None have gone as far or are as bold as Andrews, he says, but he acknowledges there are similarities between the five leaders.
“You need a lot of internal resolve. You need a lot of toughness. I don’t think it’s true of John Cain, but you do need to be extremely ruthless with your enemies – both your opposition and those within your own ranks. I think Daniel Andrews has proven he is. Bolte certainly was,” Tulloch says.
“And things have to go the right way too. The times have to be right, so you need a bit of luck as well.
“Andrews came in at a time where Victoria was doing very well. If the Victorian economy was in the doldrums, he wouldn’t have been able to spend that much money on infrastructure.”
Jim Walter, an emeritus professor of political science at Monash University, says Andrews’ longevity can also be attributed to his leadership style, which he describes as a “my way or the highway” approach that sets him apart from other modern Victorian Labor leaders.
Andrews is also the beneficiary of significant demographic shifts.
“Labor has been advantaged by patterns of migration, diversification and the growing population of progressive younger voters over the past 10 years or so,” Walter says.
“In the Bolte and Hamer years, Victoria was considered the jewel in the Liberal party crown but now Labor has become the natural party of government, thanks in part to all those factors.”
But the experts agree that time is not the paramount measure of a leader’s impact. Clark cites Whitlam government reforms, which he argues shaped the nation in a way no other government had since the second world war.
“The Whitlam era is remembered much more vividly than many other longer lasting governments before or since,” he says.
Then there’s Kennett, who Tulloch says “didn’t need 3,000 days to make an impact”.
“He was a wrecking ball. If you look at his legacy, it’s massive cuts to health, education, the public sector, local government,” he says.
‘Just another day’
Andrews, in his typical fashion, insists he hasn’t given the milestone any thought.

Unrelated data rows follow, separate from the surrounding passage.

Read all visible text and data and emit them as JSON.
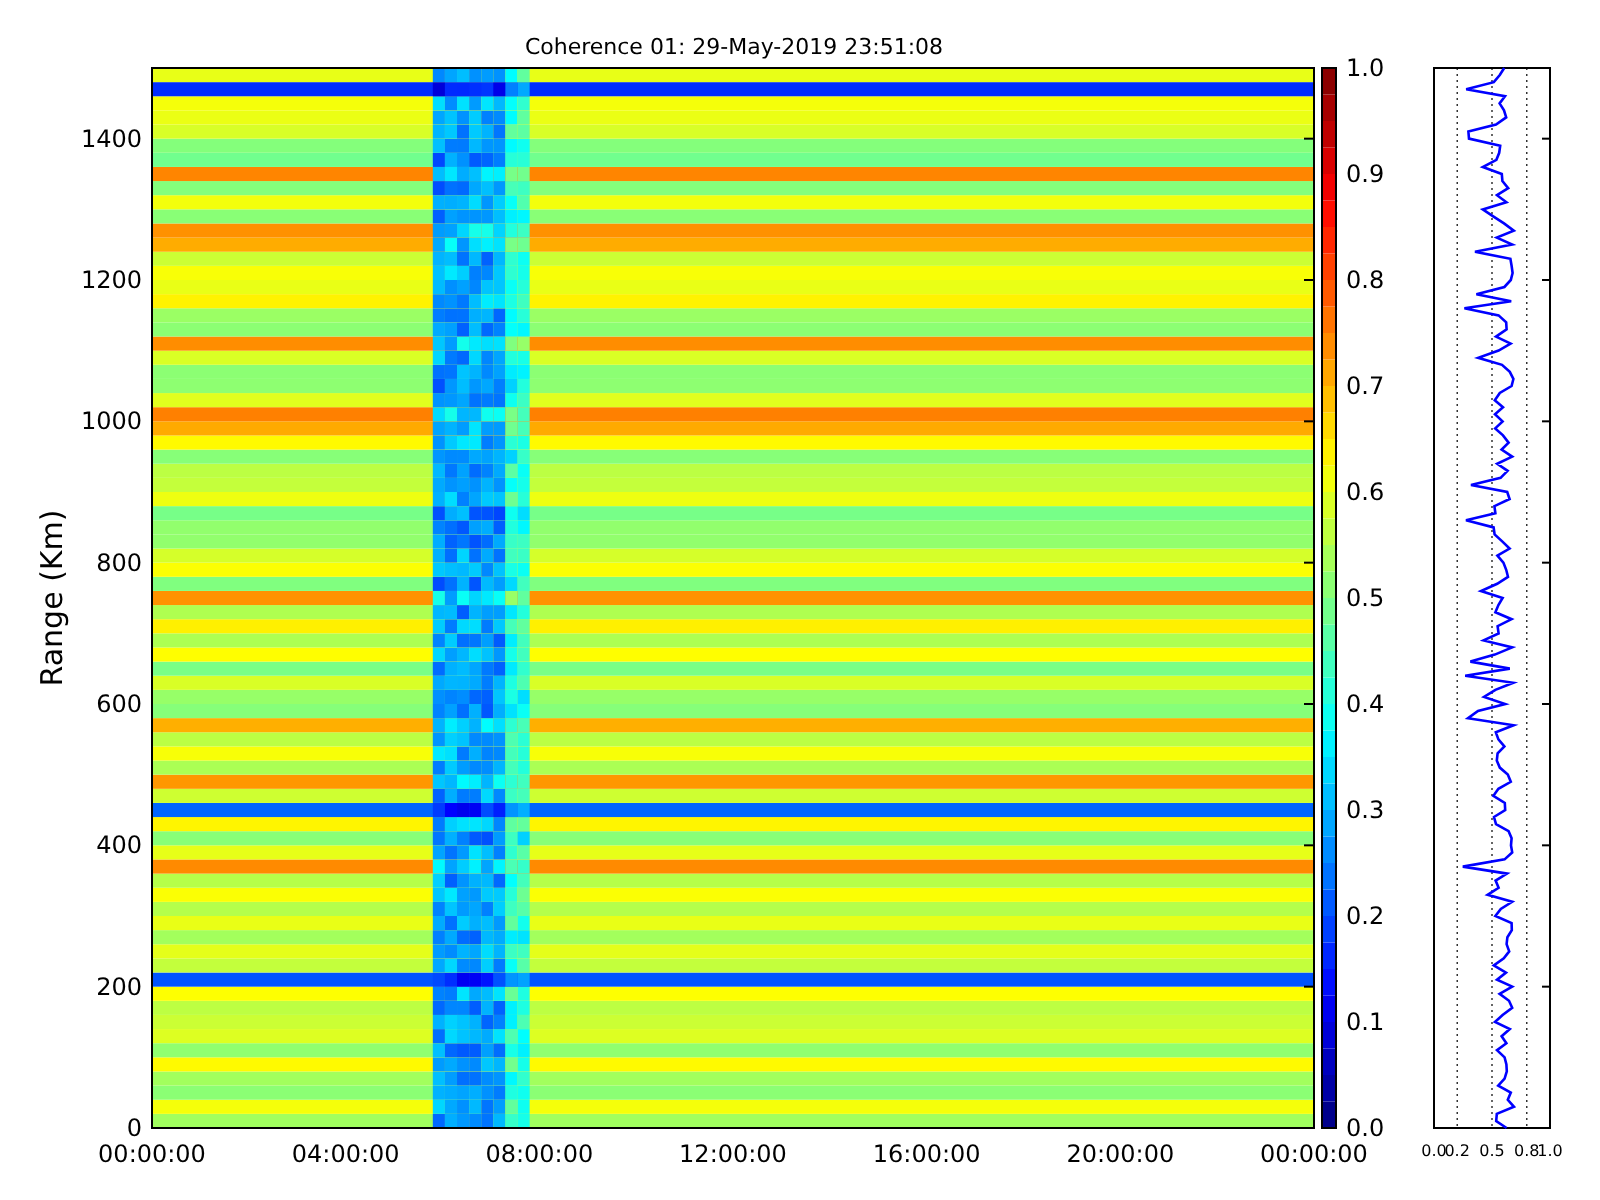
{
  "title": "Coherence 01: 29-May-2019 23:51:08",
  "heatmap": {
    "ylabel": "Range (Km)",
    "yticks": [
      "1400",
      "1200",
      "1000",
      "800",
      "600",
      "400",
      "200",
      "0"
    ],
    "xticks": [
      "00:00:00",
      "04:00:00",
      "08:00:00",
      "12:00:00",
      "16:00:00",
      "20:00:00",
      "00:00:00"
    ]
  },
  "colorbar": {
    "ticks": [
      "1.0",
      "0.9",
      "0.8",
      "0.7",
      "0.6",
      "0.5",
      "0.4",
      "0.3",
      "0.2",
      "0.1",
      "0.0"
    ]
  },
  "profile": {
    "xticks": [
      "0.0",
      "0.2",
      "0.5",
      "0.8",
      "1.0"
    ]
  }
}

“That’s a milestone that was dreamed up by former premier Kennett. From my point of view, there’s no magic to that day,” he told reporters on Thursday.
“It will just be another day where we get on and deliver all the things we said we would do. Try to provide the strong, effective leadership that our state needs.
“People who spend a lot of time talking about legacy usually spend not enough time actually building one.”
The Department of Premier and Cabinet confirmed Andrews would not be involved in commissioning a statue of himself, and said any statue of a long-serving premier would be considered by the government after they had left office.